=== What to do ===
Print every entry again exactly, with no pictures.

=== Record excerpts ===

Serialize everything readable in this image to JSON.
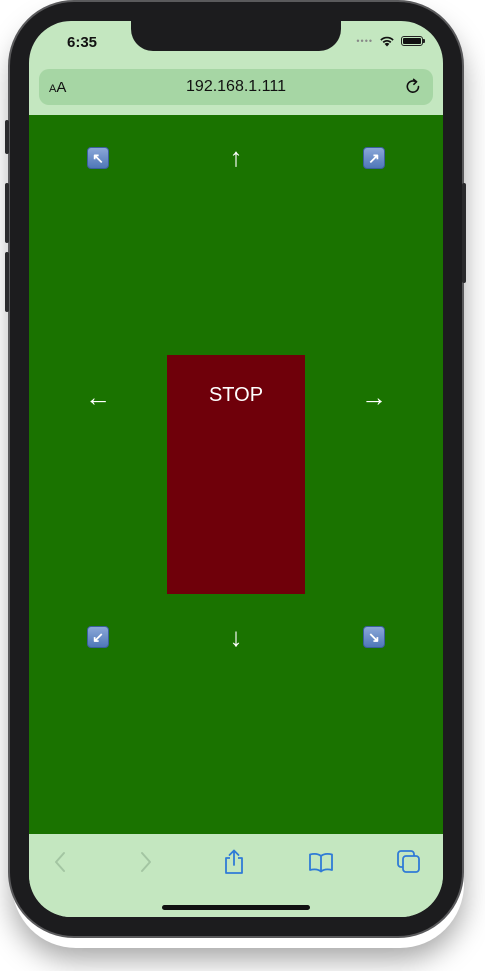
{
  "status_bar": {
    "time": "6:35",
    "signal_dots": "••••"
  },
  "address_bar": {
    "text_size_small": "A",
    "text_size_large": "A",
    "url": "192.168.1.111"
  },
  "controls": {
    "up": "↑",
    "down": "↓",
    "left": "←",
    "right": "→",
    "up_left": "↖",
    "up_right": "↗",
    "down_left": "↙",
    "down_right": "↘",
    "stop": "STOP"
  },
  "colors": {
    "page_background": "#1a7300",
    "stop_background": "#6f000a",
    "browser_chrome": "#c4e7c0",
    "address_bar": "#a6d6a4",
    "toolbar_accent": "#2f7bd6",
    "toolbar_disabled": "#a3c5a2"
  },
  "toolbar": {
    "icons": [
      "back-icon",
      "forward-icon",
      "share-icon",
      "bookmarks-icon",
      "tabs-icon"
    ]
  }
}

=== Response ===
Serialize everything readable in this image to JSON.
{
  "status_bar": {
    "time": "6:35",
    "signal_dots": "••••"
  },
  "address_bar": {
    "text_size_small": "A",
    "text_size_large": "A",
    "url": "192.168.1.111"
  },
  "controls": {
    "up": "↑",
    "down": "↓",
    "left": "←",
    "right": "→",
    "up_left": "↖",
    "up_right": "↗",
    "down_left": "↙",
    "down_right": "↘",
    "stop": "STOP"
  },
  "colors": {
    "page_background": "#1a7300",
    "stop_background": "#6f000a",
    "browser_chrome": "#c4e7c0",
    "address_bar": "#a6d6a4",
    "toolbar_accent": "#2f7bd6",
    "toolbar_disabled": "#a3c5a2"
  },
  "toolbar": {
    "icons": [
      "back-icon",
      "forward-icon",
      "share-icon",
      "bookmarks-icon",
      "tabs-icon"
    ]
  }
}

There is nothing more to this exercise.